We timed the trip before the main tourist season. Since we were a home-schooled family, we could schedule our vacations whenever we wanted without waiting for the official summer break! Rental rates for a full cabin were comparable to a motel room at that time of year, and we were able to live literally a stone's throw from the beach.

The cabin was a headquarters of sorts, and day trips included lighthouse tours, the Oregon Coast Aquarium in Newport, the Tillamook Cheese Factory tour, and visits to various beaches and rock formations. We gathered a lot of sea shells, watched the crabs skittering through the rocks along the piers, got soaked with cold seawater when we stopped paying enough attention to the waves, and generally had a lot of fun. Somewhere around here there's probably still a box of seashells and driftwood.

The lighthouses were each uniquely interesting, and the spiral stairway to the top of the Yaquina Head was a serious hike. It's the tallest lighthouse on the Oregon coast at 93 feet or 28 meters.

The aquarium was fun. it's not especially huge, but it's big enough to be worth devoting most of a day to it. The puffins and otters were probably my favorite exhibits.

On our trip home, we visited the Evergreen Aviation Museum, which is packed with aircraft of all sorts including an SR-71 Blackbird spy plane and the infamous Spruce Goose transport.

I don't think we visited any of the Portland sights, but anyone considering a similar trip would doubtless find plenty to see and do in that city. Museums, cultural centers, and general Portland weirdness abound. I would definitely recommend that readers consider a visit to that area.

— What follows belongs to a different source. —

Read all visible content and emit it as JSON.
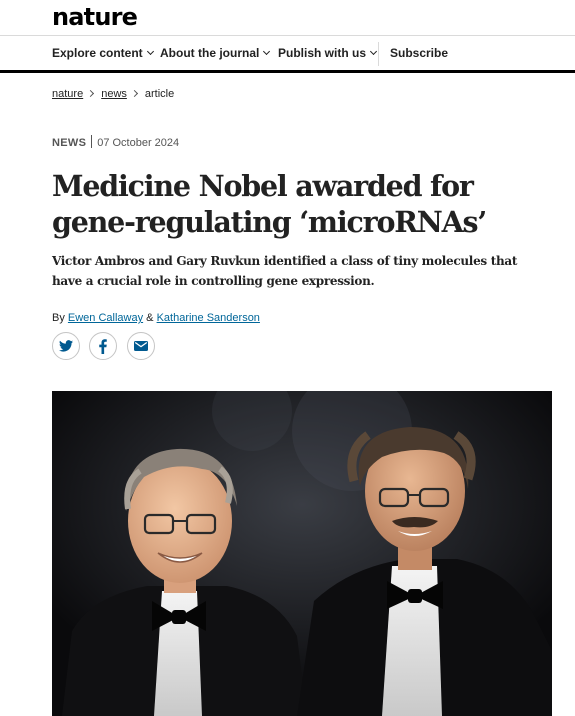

Unless passengers are prone to carsickness, I suggest anyone who plans to take a similar trip cross into Washington from Portland and driving along the north bank of the Columbia River on State Highway 14. Check out Beacon Rock, the Bonneville Dam, and the Maryville Stonehenge! On the Oregon side, check out the various waterfalls and hiking trails, especially Multnomah Falls. There's no shortage of things to see and do.

A seaside shadow box my sister made, mostly using souvenirs from Oregon coast trips.

map credit

Shadow box photo by the author

Author's note: This is a re-post of an article from my Steemit account with some minor edits. I apologize if my Russian tags are in error - I am relying on Google Chrome to translate the original text in the trending topics list for me.

Comments 1

Привет! Я робот. Я только что проголосовала за Ваш пост! Я нашла похожий контент, в котором могут быть заинтересованы читатели:

19.03.2017 02:15

As noted previously, I am the same jacobtothe and that post was edited for republication here by me.

19.03.2017 05:07